Input records: Begin

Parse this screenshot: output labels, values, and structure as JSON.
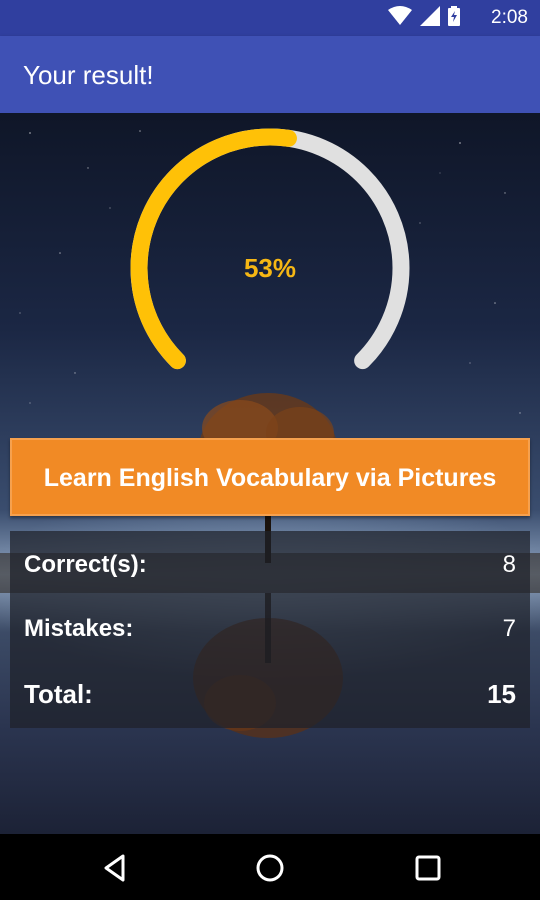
{
  "status_bar": {
    "time": "2:08",
    "icons": [
      "wifi-icon",
      "signal-icon",
      "battery-icon"
    ]
  },
  "app_bar": {
    "title": "Your result!"
  },
  "result": {
    "percent_text": "53%",
    "progress_fraction": 0.53,
    "progress_color": "#ffc107",
    "track_color": "#e0e0e0"
  },
  "cta": {
    "label": "Learn English Vocabulary via Pictures",
    "color": "#f18a25"
  },
  "stats": {
    "correct": {
      "label": "Correct(s):",
      "value": "8"
    },
    "mistakes": {
      "label": "Mistakes:",
      "value": "7"
    },
    "total": {
      "label": "Total:",
      "value": "15"
    }
  },
  "nav": {
    "icons": [
      "back-icon",
      "home-icon",
      "recents-icon"
    ]
  },
  "colors": {
    "primary": "#3f51b5",
    "primary_dark": "#303f9f"
  }
}
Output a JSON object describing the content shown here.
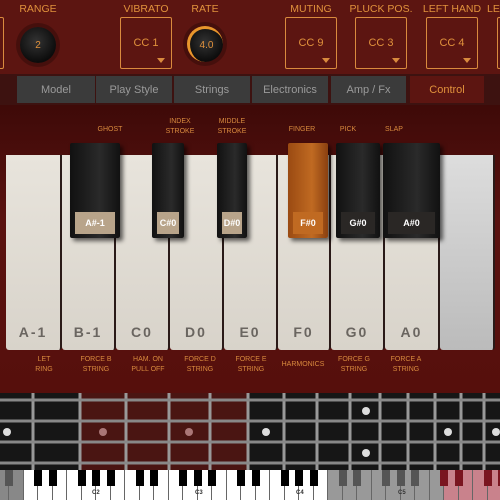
{
  "controls": {
    "range": {
      "label": "RANGE",
      "value": "2"
    },
    "vibrato": {
      "label": "VIBRATO",
      "value": "CC 1"
    },
    "rate": {
      "label": "RATE",
      "value": "4.0"
    },
    "muting": {
      "label": "MUTING",
      "value": "CC 9"
    },
    "pluck_pos": {
      "label": "PLUCK POS.",
      "value": "CC 3"
    },
    "left_hand": {
      "label": "LEFT HAND",
      "value": "CC 4"
    },
    "partial_label": "LE"
  },
  "tabs": [
    {
      "label": "Model"
    },
    {
      "label": "Play Style"
    },
    {
      "label": "Strings"
    },
    {
      "label": "Electronics"
    },
    {
      "label": "Amp / Fx"
    },
    {
      "label": "Control",
      "active": true
    }
  ],
  "top_labels": [
    "GHOST",
    "INDEX\nSTROKE",
    "MIDDLE\nSTROKE",
    "FINGER",
    "PICK",
    "SLAP"
  ],
  "black_keys": [
    "A#-1",
    "C#0",
    "D#0",
    "F#0",
    "G#0",
    "A#0"
  ],
  "selected_black_key": "F#0",
  "white_keys": [
    "A-1",
    "B-1",
    "C0",
    "D0",
    "E0",
    "F0",
    "G0",
    "A0"
  ],
  "bottom_labels": [
    "LET\nRING",
    "FORCE B\nSTRING",
    "HAM. ON\nPULL OFF",
    "FORCE D\nSTRING",
    "FORCE E\nSTRING",
    "HARMONICS",
    "FORCE G\nSTRING",
    "FORCE A\nSTRING"
  ],
  "keyboard_labels": [
    "C2",
    "C3",
    "C4",
    "C5"
  ],
  "colors": {
    "accent": "#e0913c",
    "panel": "#5c1511",
    "selected": "#c06a22"
  }
}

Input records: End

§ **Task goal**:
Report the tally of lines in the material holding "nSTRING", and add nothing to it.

§ **Result**:
5